The surest way to add controversy to any issue is to connect it with sex, and this makes discussions of erectile dysfunction medicines like Viagra and Cialis more difficult than they need to be. Opinions on these drugs are not merely affected by views of pharmacy but also attitudes toward sex and sexuality. In particular, there is a greater tendency to assume “sin” with respect to matters of sex than with other medical questions. However, given that sex is something God not only created but encouraged (see Genesis 1:28), there is no explicit biblical reason why a married couple cannot use such medications.

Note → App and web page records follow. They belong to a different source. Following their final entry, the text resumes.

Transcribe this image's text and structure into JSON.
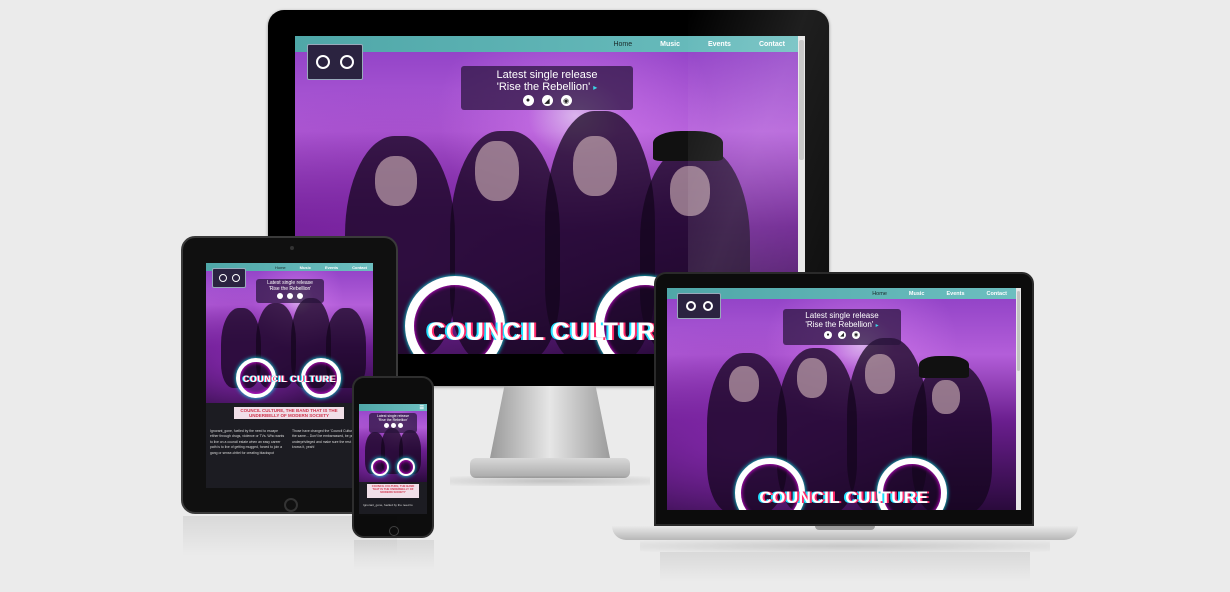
{
  "site": {
    "nav": [
      "Home",
      "Music",
      "Events",
      "Contact"
    ],
    "logo_text": "COUNCIL CULTURE",
    "release_line1": "Latest single release",
    "release_line2": "'Rise the Rebellion'",
    "release_arrow": "▸",
    "brand_title": "COUNCIL CULTURE",
    "tagline": "COUNCIL CULTURE, THE BAND THAT IS THE UNDERBELLY OF MODERN SOCIETY",
    "body_col1": "Ignorant_gone, fuelled by the need to escape either through drugs, violence or TVs. Who wants to live on a council estate when an easy career path is to live of getting mugged, forced to join a gang or sense-chttel for creating blackspot",
    "body_col2": "Those have changed the 'Council Culture' mess to the same... Don't be embarrassed, be proud of your underprivileged and make sure the rest of the world knows it, yeah!",
    "phone_body": "Ignorant_gone, fuelled by the need to"
  },
  "icons": [
    "spotify-icon",
    "soundcloud-icon",
    "apple-music-icon"
  ],
  "colors": {
    "navbar": "#5fb4b5",
    "accent_red": "#d0344c",
    "background": "#ebebeb"
  }
}
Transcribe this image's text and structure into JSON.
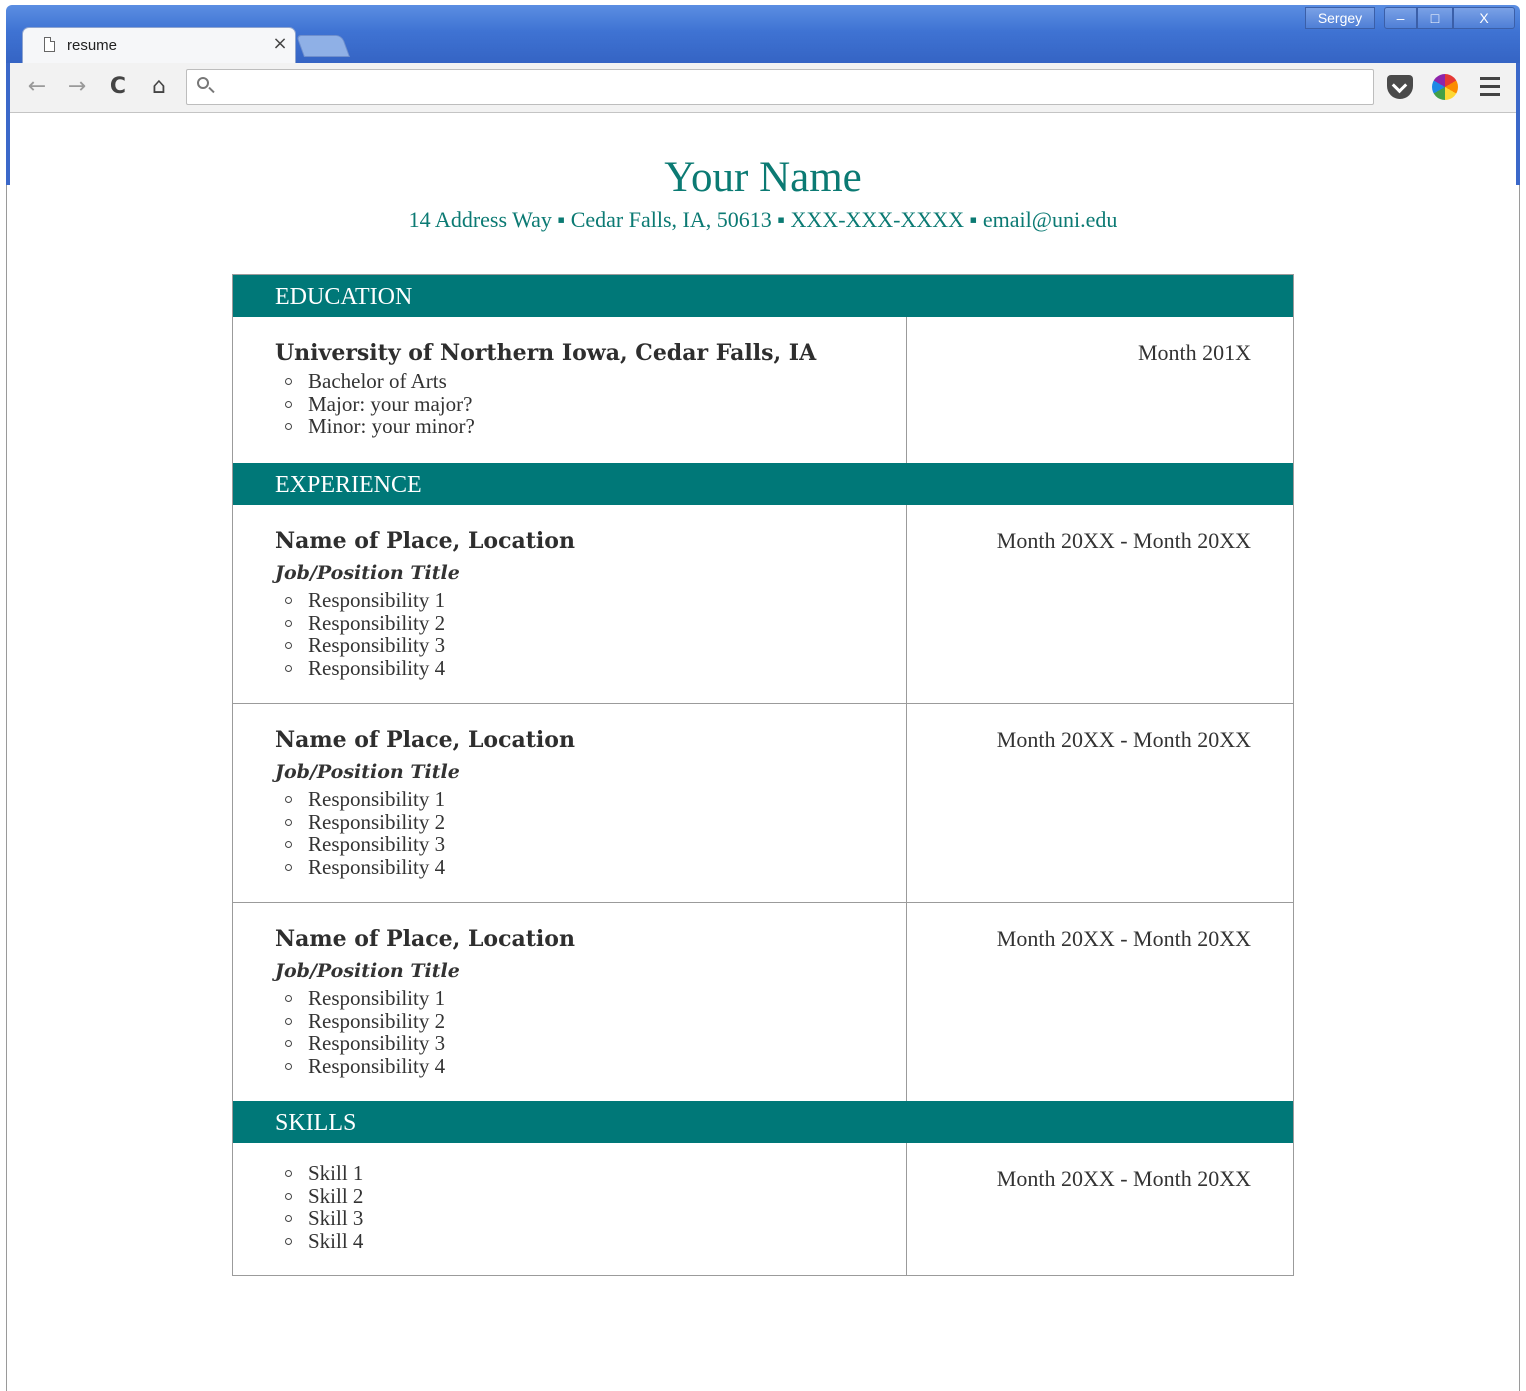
{
  "browser": {
    "tab_title": "resume",
    "tab_close": "×",
    "user_label": "Sergey",
    "min_label": "–",
    "max_label": "□",
    "close_label": "X",
    "back_glyph": "←",
    "forward_glyph": "→",
    "reload_glyph": "C",
    "home_glyph": "⌂",
    "address_value": "",
    "icons": [
      "page-icon",
      "search-icon",
      "pocket-icon",
      "color-picker-icon",
      "menu-icon"
    ]
  },
  "resume": {
    "name": "Your Name",
    "contact": "14 Address Way ▪ Cedar Falls, IA, 50613 ▪ XXX-XXX-XXXX ▪ email@uni.edu",
    "education": {
      "header": "EDUCATION",
      "school": "University of Northern Iowa, Cedar Falls, IA",
      "items": [
        "Bachelor of Arts",
        "Major: your major?",
        "Minor: your minor?"
      ],
      "date": "Month 201X"
    },
    "experience": {
      "header": "EXPERIENCE",
      "entries": [
        {
          "place": "Name of Place, Location",
          "title": "Job/Position Title",
          "items": [
            "Responsibility 1",
            "Responsibility 2",
            "Responsibility 3",
            "Responsibility 4"
          ],
          "date": "Month 20XX - Month 20XX"
        },
        {
          "place": "Name of Place, Location",
          "title": "Job/Position Title",
          "items": [
            "Responsibility 1",
            "Responsibility 2",
            "Responsibility 3",
            "Responsibility 4"
          ],
          "date": "Month 20XX - Month 20XX"
        },
        {
          "place": "Name of Place, Location",
          "title": "Job/Position Title",
          "items": [
            "Responsibility 1",
            "Responsibility 2",
            "Responsibility 3",
            "Responsibility 4"
          ],
          "date": "Month 20XX - Month 20XX"
        }
      ]
    },
    "skills": {
      "header": "SKILLS",
      "items": [
        "Skill 1",
        "Skill 2",
        "Skill 3",
        "Skill 4"
      ],
      "date": "Month 20XX - Month 20XX"
    }
  },
  "colors": {
    "accent": "#007878",
    "heading_text": "#0b7a73",
    "titlebar": "#3f73d3"
  }
}
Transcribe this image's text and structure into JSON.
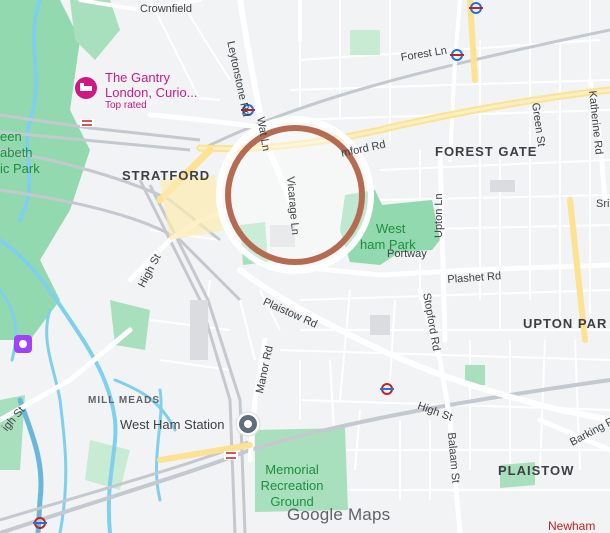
{
  "map": {
    "watermark": "Google Maps",
    "colors": {
      "land": "#f1f3f4",
      "park": "#93d9b0",
      "water": "#7fd0ec",
      "road": "#ffffff",
      "major_road": "#fde293",
      "rail": "#c4c9cf",
      "ring": "#b56a52",
      "poi": "#d01884"
    },
    "areas": {
      "stratford": "STRATFORD",
      "forest_gate": "FOREST GATE",
      "upton_park": "UPTON PAR",
      "plaistow": "PLAISTOW",
      "mill_meads": "MILL MEADS",
      "crownfield": "Crownfield",
      "newham": "Newham"
    },
    "parks": {
      "qe_line1": "een",
      "qe_line2": "abeth",
      "qe_line3": "ic Park",
      "west_ham_line1": "West",
      "west_ham_line2": "ham Park",
      "memorial_line1": "Memorial",
      "memorial_line2": "Recreation",
      "memorial_line3": "Ground"
    },
    "roads": {
      "forest_ln": "Forest Ln",
      "leytonstone_rd": "Leytonstone Rd",
      "romford_rd": "mford Rd",
      "water_ln": "Wat Ln",
      "vicarage_ln": "Vicarage Ln",
      "high_st_west": "High St",
      "high_st_east": "High St",
      "portway": "Portway",
      "plashet_rd": "Plashet Rd",
      "plaistow_rd": "Plaistow Rd",
      "upton_ln": "Upton Ln",
      "stopford_rd": "Stopford Rd",
      "manor_rd": "Manor Rd",
      "green_st": "Green St",
      "katherine_rd": "Katherine Rd",
      "barking_rd": "Barking Rd",
      "balaam_st": "Balaam St",
      "high_st_sw": "igh St",
      "sri_fragment": "Sri"
    },
    "pois": {
      "gantry_line1": "The Gantry",
      "gantry_line2": "London, Curio...",
      "gantry_badge": "Top rated",
      "west_ham_station": "West Ham Station"
    },
    "icons": [
      "hotel-icon",
      "train-station-icon",
      "underground-icon",
      "rail-icon",
      "attraction-icon"
    ],
    "marker": {
      "shape": "ring",
      "color": "#b56a52"
    }
  }
}
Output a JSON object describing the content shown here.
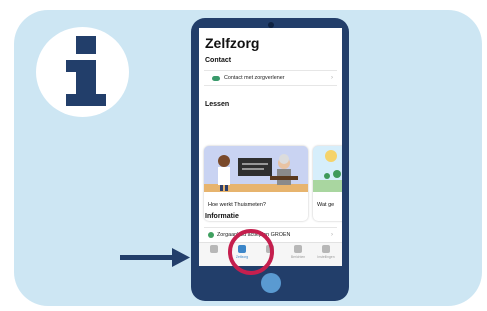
{
  "app": {
    "title": "Zelfzorg",
    "sections": {
      "contact": "Contact",
      "lessen": "Lessen",
      "informatie": "Informatie"
    },
    "contact_row": "Contact met zorgverlener",
    "lessons": [
      {
        "caption": "Hoe werkt Thuismeten?"
      },
      {
        "caption": "Wat ge"
      }
    ],
    "info_row": "Zorgaanbod actieplan GROEN",
    "tabs": [
      {
        "label": "",
        "icon": "home-icon"
      },
      {
        "label": "Zelfzorg",
        "icon": "selfcare-icon",
        "active": true
      },
      {
        "label": "",
        "icon": "chart-icon"
      },
      {
        "label": "Berichten",
        "icon": "chat-icon"
      },
      {
        "label": "Instellingen",
        "icon": "gear-icon"
      }
    ]
  },
  "colors": {
    "panel": "#cde6f3",
    "phone": "#223e6a",
    "highlight_ring": "#c51f4e",
    "accent": "#3c86c9"
  }
}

God designed Eve specifically for Adam: spiritually, emotionally, and biologically (Genesis 2:18). This design included the ability to reproduce, which requires sex (Genesis 1:28). Simply put, the suggestion that sex is inherently sinful is not only incorrect, it blatantly contradicts the Bible. In the context of a marriage between one man and one woman, sex is actually encouraged (Song of Solomon 5:1). God intends for married men and women to enjoy each other’s sexuality, only abstaining for spiritually mature reasons and on mutual agreement (1 Corinthians 7:3–5).
That context makes all the difference in how we view erectile dysfunction medications (ED meds) such as Viagra or Cialis. Persons with diabetes take insulin to restore a normal function that their bodies are failing to maintain. Persons with cancer take chemotherapy drugs to combat an abnormal function of their body’s cells. In both cases, the goal is to restore the “healthy” function of the body. Used as intended, ED medications serve the same purpose. They aid a person in restoring a function their body was specifically designed to fulfill.
This does not mean all uses of ED meds are acceptable, any more than it would be for other drugs. Many medicines meant for healthcare, such as painkillers, are abused for recreation. Others, such as steroids, are sometimes taken by someone seeking physical abilities beyond what their “natural” bodies were ever intended to do. One can rightly condemn the use of ED meds for inappropriate purposes without declaring them off-limits for their intended use.
Likewise, not all discussions of medications such as Viagra and Cialis are appropriate. Christians are right to be uneasy about the commercialization of sexuality, as many advertisements for ED medications demonstrate. And the presentation of such content in times and places where younger children may be watching is a separate but concerning issue.
The same points can be made about sex itself, of course. There has always been—and always will be—abuse of our God-given sexuality. However, the fact that some people choose promiscuity, exploitation, or immorality does not obligate everyone else to forego the correct use of sex. Nor does the fact that sex is presented in lurid ways in popular culture mean there is a problem with sex; rather, there is a problem with our attitude toward it. On the contrary, these concerns mean that celebrating and honoring the value of legitimate sex is all the more important.
Christians who consider using Viagra, Cialis, or other ED medications can do so without any particular prohibitions from Scripture. Obviously, this applies only to using such substances as intended by a doctor and for the purposes of marital sex. But those who choose to abuse these drugs for adultery or bingeing, or who obtain them illegally, are sinning.
Part of God’s design of our bodies is to enjoy sex, and husbands and wives become “one flesh” as a result (Genesis 2:24; Matthew 19:5–6). Using medicines to restore a bodily function that God intended is perfectly acceptable.